Copy out all lines bearing the word "حسابك" from the listing below.

-- Opening Marker --

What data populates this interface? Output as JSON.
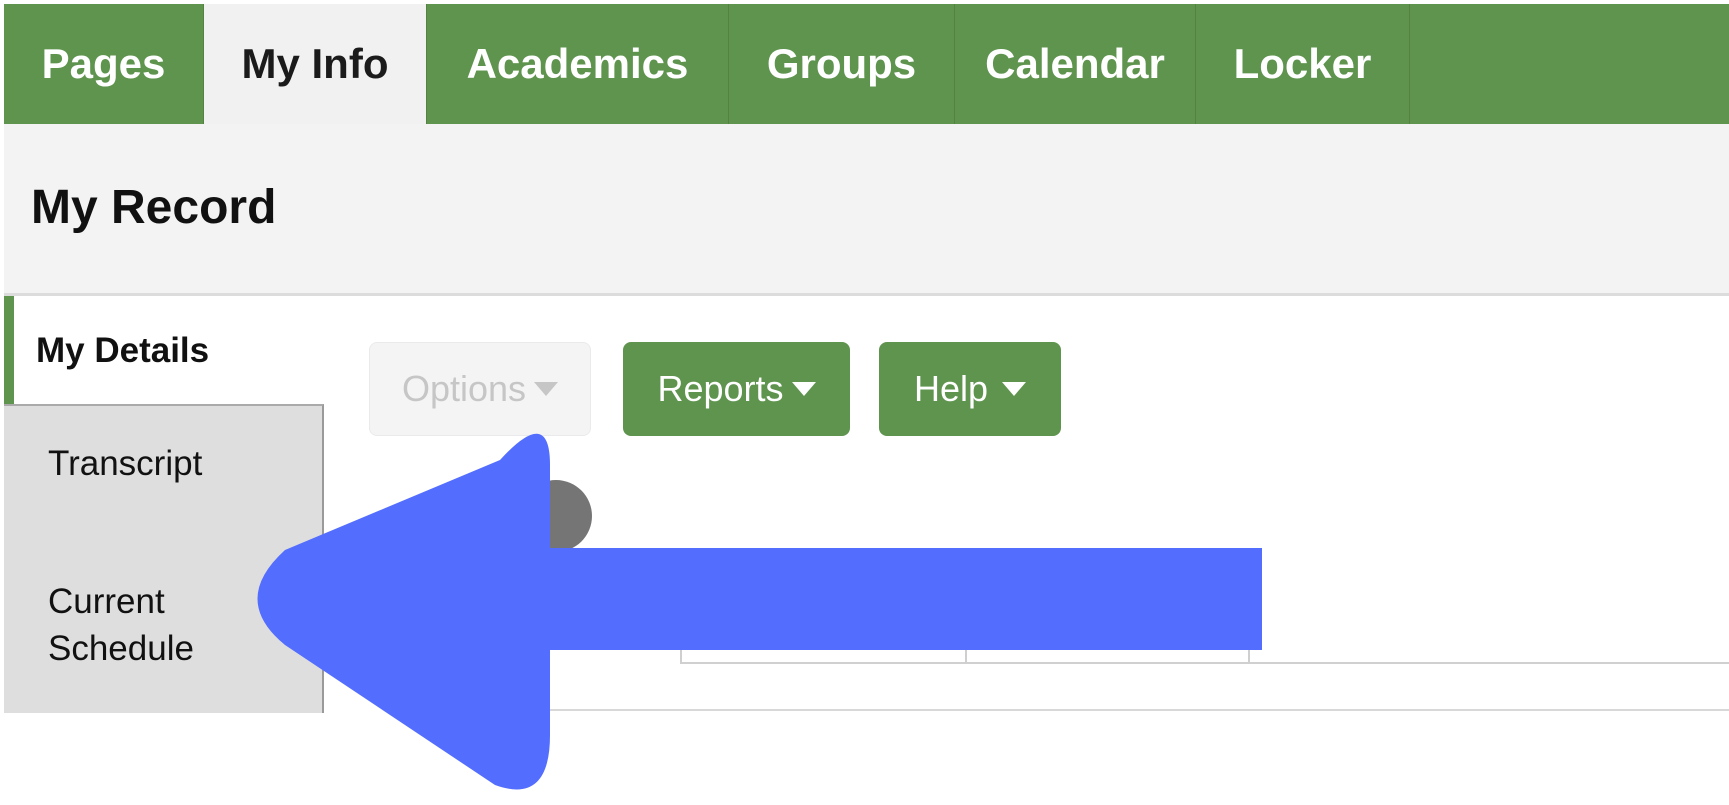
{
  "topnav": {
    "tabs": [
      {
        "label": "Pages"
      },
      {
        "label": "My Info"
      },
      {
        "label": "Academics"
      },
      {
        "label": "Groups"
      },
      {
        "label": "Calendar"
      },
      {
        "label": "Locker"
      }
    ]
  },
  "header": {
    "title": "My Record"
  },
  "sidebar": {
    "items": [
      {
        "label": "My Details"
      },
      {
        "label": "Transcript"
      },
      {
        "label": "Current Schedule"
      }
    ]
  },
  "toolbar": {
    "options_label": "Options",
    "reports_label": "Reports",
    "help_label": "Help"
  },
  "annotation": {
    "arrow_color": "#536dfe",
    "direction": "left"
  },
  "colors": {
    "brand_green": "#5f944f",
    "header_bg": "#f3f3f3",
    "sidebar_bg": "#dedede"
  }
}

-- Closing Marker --
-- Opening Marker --

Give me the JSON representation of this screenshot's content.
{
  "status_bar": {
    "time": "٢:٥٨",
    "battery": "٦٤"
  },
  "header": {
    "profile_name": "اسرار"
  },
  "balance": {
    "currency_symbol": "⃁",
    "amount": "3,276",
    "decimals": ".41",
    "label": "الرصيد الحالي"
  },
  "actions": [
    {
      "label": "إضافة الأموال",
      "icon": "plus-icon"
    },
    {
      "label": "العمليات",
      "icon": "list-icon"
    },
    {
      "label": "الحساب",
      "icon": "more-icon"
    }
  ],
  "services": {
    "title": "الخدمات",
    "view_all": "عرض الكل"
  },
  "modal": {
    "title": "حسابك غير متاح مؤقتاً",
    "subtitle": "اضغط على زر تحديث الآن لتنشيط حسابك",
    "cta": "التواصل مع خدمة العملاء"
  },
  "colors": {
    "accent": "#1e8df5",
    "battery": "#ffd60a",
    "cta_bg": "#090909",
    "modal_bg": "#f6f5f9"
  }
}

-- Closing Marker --

▸ RESPONSE:
    "title": "حسابك غير متاح مؤقتاً",
    "subtitle": "اضغط على زر تحديث الآن لتنشيط حسابك",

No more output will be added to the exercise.